You can read about Manafort anywhere and the Politico story is here, but I basically described all the ways that foreign lobbyists can evade the rules under the Foreign Agents Registration Act, or FARA. Probably the most interesting revelation in the story was contained in this paragraph:
And here’s another trick that’s even better, and it’s not just used by Russia. Let’s say a government wants a lobbyist or someone else to do some work for them in Washington. Maybe it’s lobbying and maybe it’s not exactly lobbying. The country simply has a major American law firm hire the lobbyist or PR executive, and now you’re not lobbying for Russia, you’re providing litigation support for a certified American law firm. And it’s 100 percent legal and outside the purview of the ever more meaningless FARA statute.

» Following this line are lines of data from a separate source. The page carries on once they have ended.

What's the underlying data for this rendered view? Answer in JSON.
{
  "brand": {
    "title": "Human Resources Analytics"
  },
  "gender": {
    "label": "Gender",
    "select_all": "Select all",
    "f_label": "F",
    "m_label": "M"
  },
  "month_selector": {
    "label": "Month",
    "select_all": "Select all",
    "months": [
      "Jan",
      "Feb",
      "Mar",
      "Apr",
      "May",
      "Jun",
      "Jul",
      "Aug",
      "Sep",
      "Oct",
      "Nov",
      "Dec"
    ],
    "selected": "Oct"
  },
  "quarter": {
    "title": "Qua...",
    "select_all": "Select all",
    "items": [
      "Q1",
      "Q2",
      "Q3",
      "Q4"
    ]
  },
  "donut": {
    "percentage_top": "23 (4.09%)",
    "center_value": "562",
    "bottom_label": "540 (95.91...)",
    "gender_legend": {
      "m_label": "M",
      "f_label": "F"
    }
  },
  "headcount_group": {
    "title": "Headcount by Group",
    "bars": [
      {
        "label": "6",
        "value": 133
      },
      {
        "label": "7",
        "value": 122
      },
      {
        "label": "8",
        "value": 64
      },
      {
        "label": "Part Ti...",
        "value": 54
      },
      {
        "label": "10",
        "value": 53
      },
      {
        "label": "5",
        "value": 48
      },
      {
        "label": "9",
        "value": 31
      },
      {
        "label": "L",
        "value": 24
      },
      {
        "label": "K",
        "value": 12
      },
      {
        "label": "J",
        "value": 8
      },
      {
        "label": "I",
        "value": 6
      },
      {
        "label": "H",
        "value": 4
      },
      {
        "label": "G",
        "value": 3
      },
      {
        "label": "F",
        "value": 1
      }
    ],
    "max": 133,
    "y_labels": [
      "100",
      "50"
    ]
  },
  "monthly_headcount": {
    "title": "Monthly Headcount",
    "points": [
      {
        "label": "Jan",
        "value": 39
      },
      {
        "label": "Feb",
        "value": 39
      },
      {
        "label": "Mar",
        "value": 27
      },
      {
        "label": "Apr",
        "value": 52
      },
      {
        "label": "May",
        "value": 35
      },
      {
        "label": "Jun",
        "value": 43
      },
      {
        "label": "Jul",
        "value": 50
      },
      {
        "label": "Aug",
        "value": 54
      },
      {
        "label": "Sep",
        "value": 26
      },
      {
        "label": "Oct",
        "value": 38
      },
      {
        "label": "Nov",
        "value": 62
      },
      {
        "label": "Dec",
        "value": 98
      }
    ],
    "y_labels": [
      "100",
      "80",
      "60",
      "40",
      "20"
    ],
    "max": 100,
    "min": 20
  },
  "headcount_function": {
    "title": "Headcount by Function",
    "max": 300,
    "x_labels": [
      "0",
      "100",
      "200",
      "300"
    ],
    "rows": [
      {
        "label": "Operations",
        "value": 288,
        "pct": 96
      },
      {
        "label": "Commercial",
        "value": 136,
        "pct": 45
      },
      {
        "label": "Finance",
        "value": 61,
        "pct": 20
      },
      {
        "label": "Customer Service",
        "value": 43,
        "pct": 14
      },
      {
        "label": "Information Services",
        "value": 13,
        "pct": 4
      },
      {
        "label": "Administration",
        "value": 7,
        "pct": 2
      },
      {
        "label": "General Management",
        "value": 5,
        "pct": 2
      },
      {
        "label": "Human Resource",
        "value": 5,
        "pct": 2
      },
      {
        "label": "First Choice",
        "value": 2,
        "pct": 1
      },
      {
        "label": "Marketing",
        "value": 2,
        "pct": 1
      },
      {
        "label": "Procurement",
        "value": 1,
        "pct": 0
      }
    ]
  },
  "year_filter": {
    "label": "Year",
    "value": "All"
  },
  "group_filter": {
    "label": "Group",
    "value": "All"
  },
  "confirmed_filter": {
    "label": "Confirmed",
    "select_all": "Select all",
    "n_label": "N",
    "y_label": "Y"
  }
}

My editors at Politico, as noted, cut most of my thoughts about Robert Mueller’s Russiagate investigation. That was wise because they weren’t really relevant to the story. Furthermore, I hadn’t — and still haven’t — read almost anything about yesterday’s indictments. It seems that a guy whose name sounds like George Stephanopoulos is in a lot of hot water and that sounds like a good thing tho I wish Stephanopoulos was too, because he’s a total creep.
As far as Mueller’s investigation — and let me state now that I don’t share official DC’s love of this guy — I guess it will pick up steam as people like Manafort flip to try to save themselves. In any case, here’s what I wrote yesterday, lightly edited, that was cut and which is definitely worth reading:
Jeffrey Sommers commented on this on a post of Doug Henwood’s that generously praised my Politico story. He noted interesting parallels with Vladimir Putin selectively going after the oligarch Mikhail Khordokovsky, who I’m no fan of for reasons too complicated to go into here. Putin, Sommers wrote, “jailed him for engaging in the routine tax evasion practiced by all oligarchs. I shed zero tears for the guy, but the entire class of them should have received the same fate. The Manafort case represents the same. The post-Soviet space has seen an unending stream of well-connected US carpet-bagger lobbyists engaging in the same type of activities for which Manafort is going down for. Glad the guy is going down, but the ‘ship’ of fellow carpet-baggers going down should be Titanic-sized in scope.”